━━━━━ DATA SUPPLIED ━━━━━

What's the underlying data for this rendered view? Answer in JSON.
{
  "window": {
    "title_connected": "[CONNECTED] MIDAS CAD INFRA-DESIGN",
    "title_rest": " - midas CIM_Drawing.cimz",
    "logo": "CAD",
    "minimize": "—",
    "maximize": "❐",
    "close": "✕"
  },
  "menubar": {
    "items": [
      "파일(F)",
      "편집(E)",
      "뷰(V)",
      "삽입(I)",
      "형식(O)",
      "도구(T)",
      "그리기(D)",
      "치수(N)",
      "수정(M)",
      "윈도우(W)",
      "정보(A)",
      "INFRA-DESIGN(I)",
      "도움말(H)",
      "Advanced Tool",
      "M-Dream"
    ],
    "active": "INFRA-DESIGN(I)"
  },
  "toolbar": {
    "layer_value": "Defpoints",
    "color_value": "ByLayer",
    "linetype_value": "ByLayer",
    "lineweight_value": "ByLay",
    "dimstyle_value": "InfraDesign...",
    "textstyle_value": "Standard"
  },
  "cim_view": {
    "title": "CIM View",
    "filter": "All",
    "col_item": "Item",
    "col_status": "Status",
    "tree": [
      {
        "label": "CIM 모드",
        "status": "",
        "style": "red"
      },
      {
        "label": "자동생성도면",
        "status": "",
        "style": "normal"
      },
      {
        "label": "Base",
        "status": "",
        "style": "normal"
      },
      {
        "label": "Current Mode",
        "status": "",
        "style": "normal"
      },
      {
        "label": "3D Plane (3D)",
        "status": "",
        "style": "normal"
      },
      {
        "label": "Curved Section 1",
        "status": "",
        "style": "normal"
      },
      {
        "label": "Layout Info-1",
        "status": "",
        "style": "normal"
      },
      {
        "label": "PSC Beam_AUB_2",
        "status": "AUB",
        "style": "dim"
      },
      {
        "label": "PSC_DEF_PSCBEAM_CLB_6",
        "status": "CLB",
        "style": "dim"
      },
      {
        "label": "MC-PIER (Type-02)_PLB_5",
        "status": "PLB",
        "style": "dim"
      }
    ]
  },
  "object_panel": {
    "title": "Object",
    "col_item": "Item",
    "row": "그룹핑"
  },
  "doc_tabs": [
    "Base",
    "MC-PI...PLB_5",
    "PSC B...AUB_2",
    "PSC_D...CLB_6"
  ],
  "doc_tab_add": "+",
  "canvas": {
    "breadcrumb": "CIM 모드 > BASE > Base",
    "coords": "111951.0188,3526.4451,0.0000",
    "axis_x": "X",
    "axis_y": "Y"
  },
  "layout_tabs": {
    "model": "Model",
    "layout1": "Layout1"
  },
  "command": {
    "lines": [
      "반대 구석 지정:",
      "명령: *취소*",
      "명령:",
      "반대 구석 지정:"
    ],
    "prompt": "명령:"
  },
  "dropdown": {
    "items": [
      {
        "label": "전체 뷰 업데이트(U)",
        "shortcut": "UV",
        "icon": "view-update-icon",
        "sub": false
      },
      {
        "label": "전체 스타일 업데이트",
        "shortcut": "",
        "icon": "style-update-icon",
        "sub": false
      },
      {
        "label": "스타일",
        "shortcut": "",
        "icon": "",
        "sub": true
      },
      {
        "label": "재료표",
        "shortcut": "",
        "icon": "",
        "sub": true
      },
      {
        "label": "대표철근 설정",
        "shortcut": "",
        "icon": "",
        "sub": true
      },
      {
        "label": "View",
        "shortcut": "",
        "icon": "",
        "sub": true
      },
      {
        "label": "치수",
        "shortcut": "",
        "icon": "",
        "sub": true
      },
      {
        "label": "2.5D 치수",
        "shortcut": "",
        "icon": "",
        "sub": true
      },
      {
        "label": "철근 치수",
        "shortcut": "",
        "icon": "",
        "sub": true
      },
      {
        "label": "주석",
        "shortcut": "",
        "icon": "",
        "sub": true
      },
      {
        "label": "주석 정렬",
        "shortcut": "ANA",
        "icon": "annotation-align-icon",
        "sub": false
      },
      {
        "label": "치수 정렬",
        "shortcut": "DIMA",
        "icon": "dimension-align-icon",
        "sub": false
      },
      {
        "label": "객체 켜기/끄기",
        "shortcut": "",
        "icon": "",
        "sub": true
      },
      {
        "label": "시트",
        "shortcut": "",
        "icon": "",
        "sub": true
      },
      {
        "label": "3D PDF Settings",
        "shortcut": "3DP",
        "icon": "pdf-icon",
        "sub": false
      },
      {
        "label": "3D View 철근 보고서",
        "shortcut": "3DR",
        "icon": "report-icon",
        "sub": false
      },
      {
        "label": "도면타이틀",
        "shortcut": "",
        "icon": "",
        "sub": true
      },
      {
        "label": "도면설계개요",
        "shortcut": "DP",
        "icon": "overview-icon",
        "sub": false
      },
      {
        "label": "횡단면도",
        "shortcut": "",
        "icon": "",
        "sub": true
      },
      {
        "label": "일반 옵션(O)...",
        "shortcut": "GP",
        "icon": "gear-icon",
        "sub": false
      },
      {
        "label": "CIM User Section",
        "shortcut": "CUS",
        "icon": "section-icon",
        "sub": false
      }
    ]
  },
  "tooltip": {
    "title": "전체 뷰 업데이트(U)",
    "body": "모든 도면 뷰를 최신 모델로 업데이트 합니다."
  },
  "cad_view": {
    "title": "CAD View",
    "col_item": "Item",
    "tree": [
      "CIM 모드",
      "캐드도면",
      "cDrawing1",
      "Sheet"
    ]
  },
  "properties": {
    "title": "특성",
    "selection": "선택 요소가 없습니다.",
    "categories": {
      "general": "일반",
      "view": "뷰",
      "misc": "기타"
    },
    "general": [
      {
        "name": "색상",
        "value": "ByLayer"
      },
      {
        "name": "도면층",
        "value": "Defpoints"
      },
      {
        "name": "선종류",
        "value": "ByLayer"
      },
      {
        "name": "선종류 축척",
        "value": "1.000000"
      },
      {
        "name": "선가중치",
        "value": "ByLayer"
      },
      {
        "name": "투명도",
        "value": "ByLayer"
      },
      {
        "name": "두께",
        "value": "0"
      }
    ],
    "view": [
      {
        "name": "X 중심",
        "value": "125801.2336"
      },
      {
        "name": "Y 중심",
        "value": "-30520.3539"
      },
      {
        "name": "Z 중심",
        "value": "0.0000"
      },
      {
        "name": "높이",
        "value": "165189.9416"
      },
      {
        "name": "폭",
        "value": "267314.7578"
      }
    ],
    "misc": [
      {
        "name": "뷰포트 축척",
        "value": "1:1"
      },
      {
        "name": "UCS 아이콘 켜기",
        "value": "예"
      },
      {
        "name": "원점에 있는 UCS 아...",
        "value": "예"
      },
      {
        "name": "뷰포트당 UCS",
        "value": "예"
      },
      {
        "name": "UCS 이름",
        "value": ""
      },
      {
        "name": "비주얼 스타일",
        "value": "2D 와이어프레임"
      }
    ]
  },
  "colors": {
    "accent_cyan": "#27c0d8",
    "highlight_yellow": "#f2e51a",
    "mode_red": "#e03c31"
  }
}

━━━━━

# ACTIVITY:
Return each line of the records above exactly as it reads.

# ANSWER FOR THE TASK:
What's the underlying data for this rendered view? Answer in JSON.
{
  "window": {
    "title_connected": "[CONNECTED] MIDAS CAD INFRA-DESIGN",
    "title_rest": " - midas CIM_Drawing.cimz",
    "logo": "CAD",
    "minimize": "—",
    "maximize": "❐",
    "close": "✕"
  },
  "menubar": {
    "items": [
      "파일(F)",
      "편집(E)",
      "뷰(V)",
      "삽입(I)",
      "형식(O)",
      "도구(T)",
      "그리기(D)",
      "치수(N)",
      "수정(M)",
      "윈도우(W)",
      "정보(A)",
      "INFRA-DESIGN(I)",
      "도움말(H)",
      "Advanced Tool",
      "M-Dream"
    ],
    "active": "INFRA-DESIGN(I)"
  },
  "toolbar": {
    "layer_value": "Defpoints",
    "color_value": "ByLayer",
    "linetype_value": "ByLayer",
    "lineweight_value": "ByLay",
    "dimstyle_value": "InfraDesign...",
    "textstyle_value": "Standard"
  },
  "cim_view": {
    "title": "CIM View",
    "filter": "All",
    "col_item": "Item",
    "col_status": "Status",
    "tree": [
      {
        "label": "CIM 모드",
        "status": "",
        "style": "red"
      },
      {
        "label": "자동생성도면",
        "status": "",
        "style": "normal"
      },
      {
        "label": "Base",
        "status": "",
        "style": "normal"
      },
      {
        "label": "Current Mode",
        "status": "",
        "style": "normal"
      },
      {
        "label": "3D Plane (3D)",
        "status": "",
        "style": "normal"
      },
      {
        "label": "Curved Section 1",
        "status": "",
        "style": "normal"
      },
      {
        "label": "Layout Info-1",
        "status": "",
        "style": "normal"
      },
      {
        "label": "PSC Beam_AUB_2",
        "status": "AUB",
        "style": "dim"
      },
      {
        "label": "PSC_DEF_PSCBEAM_CLB_6",
        "status": "CLB",
        "style": "dim"
      },
      {
        "label": "MC-PIER (Type-02)_PLB_5",
        "status": "PLB",
        "style": "dim"
      }
    ]
  },
  "object_panel": {
    "title": "Object",
    "col_item": "Item",
    "row": "그룹핑"
  },
  "doc_tabs": [
    "Base",
    "MC-PI...PLB_5",
    "PSC B...AUB_2",
    "PSC_D...CLB_6"
  ],
  "doc_tab_add": "+",
  "canvas": {
    "breadcrumb": "CIM 모드 > BASE > Base",
    "coords": "111951.0188,3526.4451,0.0000",
    "axis_x": "X",
    "axis_y": "Y"
  },
  "layout_tabs": {
    "model": "Model",
    "layout1": "Layout1"
  },
  "command": {
    "lines": [
      "반대 구석 지정:",
      "명령: *취소*",
      "명령:",
      "반대 구석 지정:"
    ],
    "prompt": "명령:"
  },
  "dropdown": {
    "items": [
      {
        "label": "전체 뷰 업데이트(U)",
        "shortcut": "UV",
        "icon": "view-update-icon",
        "sub": false
      },
      {
        "label": "전체 스타일 업데이트",
        "shortcut": "",
        "icon": "style-update-icon",
        "sub": false
      },
      {
        "label": "스타일",
        "shortcut": "",
        "icon": "",
        "sub": true
      },
      {
        "label": "재료표",
        "shortcut": "",
        "icon": "",
        "sub": true
      },
      {
        "label": "대표철근 설정",
        "shortcut": "",
        "icon": "",
        "sub": true
      },
      {
        "label": "View",
        "shortcut": "",
        "icon": "",
        "sub": true
      },
      {
        "label": "치수",
        "shortcut": "",
        "icon": "",
        "sub": true
      },
      {
        "label": "2.5D 치수",
        "shortcut": "",
        "icon": "",
        "sub": true
      },
      {
        "label": "철근 치수",
        "shortcut": "",
        "icon": "",
        "sub": true
      },
      {
        "label": "주석",
        "shortcut": "",
        "icon": "",
        "sub": true
      },
      {
        "label": "주석 정렬",
        "shortcut": "ANA",
        "icon": "annotation-align-icon",
        "sub": false
      },
      {
        "label": "치수 정렬",
        "shortcut": "DIMA",
        "icon": "dimension-align-icon",
        "sub": false
      },
      {
        "label": "객체 켜기/끄기",
        "shortcut": "",
        "icon": "",
        "sub": true
      },
      {
        "label": "시트",
        "shortcut": "",
        "icon": "",
        "sub": true
      },
      {
        "label": "3D PDF Settings",
        "shortcut": "3DP",
        "icon": "pdf-icon",
        "sub": false
      },
      {
        "label": "3D View 철근 보고서",
        "shortcut": "3DR",
        "icon": "report-icon",
        "sub": false
      },
      {
        "label": "도면타이틀",
        "shortcut": "",
        "icon": "",
        "sub": true
      },
      {
        "label": "도면설계개요",
        "shortcut": "DP",
        "icon": "overview-icon",
        "sub": false
      },
      {
        "label": "횡단면도",
        "shortcut": "",
        "icon": "",
        "sub": true
      },
      {
        "label": "일반 옵션(O)...",
        "shortcut": "GP",
        "icon": "gear-icon",
        "sub": false
      },
      {
        "label": "CIM User Section",
        "shortcut": "CUS",
        "icon": "section-icon",
        "sub": false
      }
    ]
  },
  "tooltip": {
    "title": "전체 뷰 업데이트(U)",
    "body": "모든 도면 뷰를 최신 모델로 업데이트 합니다."
  },
  "cad_view": {
    "title": "CAD View",
    "col_item": "Item",
    "tree": [
      "CIM 모드",
      "캐드도면",
      "cDrawing1",
      "Sheet"
    ]
  },
  "properties": {
    "title": "특성",
    "selection": "선택 요소가 없습니다.",
    "categories": {
      "general": "일반",
      "view": "뷰",
      "misc": "기타"
    },
    "general": [
      {
        "name": "색상",
        "value": "ByLayer"
      },
      {
        "name": "도면층",
        "value": "Defpoints"
      },
      {
        "name": "선종류",
        "value": "ByLayer"
      },
      {
        "name": "선종류 축척",
        "value": "1.000000"
      },
      {
        "name": "선가중치",
        "value": "ByLayer"
      },
      {
        "name": "투명도",
        "value": "ByLayer"
      },
      {
        "name": "두께",
        "value": "0"
      }
    ],
    "view": [
      {
        "name": "X 중심",
        "value": "125801.2336"
      },
      {
        "name": "Y 중심",
        "value": "-30520.3539"
      },
      {
        "name": "Z 중심",
        "value": "0.0000"
      },
      {
        "name": "높이",
        "value": "165189.9416"
      },
      {
        "name": "폭",
        "value": "267314.7578"
      }
    ],
    "misc": [
      {
        "name": "뷰포트 축척",
        "value": "1:1"
      },
      {
        "name": "UCS 아이콘 켜기",
        "value": "예"
      },
      {
        "name": "원점에 있는 UCS 아...",
        "value": "예"
      },
      {
        "name": "뷰포트당 UCS",
        "value": "예"
      },
      {
        "name": "UCS 이름",
        "value": ""
      },
      {
        "name": "비주얼 스타일",
        "value": "2D 와이어프레임"
      }
    ]
  },
  "colors": {
    "accent_cyan": "#27c0d8",
    "highlight_yellow": "#f2e51a",
    "mode_red": "#e03c31"
  }
}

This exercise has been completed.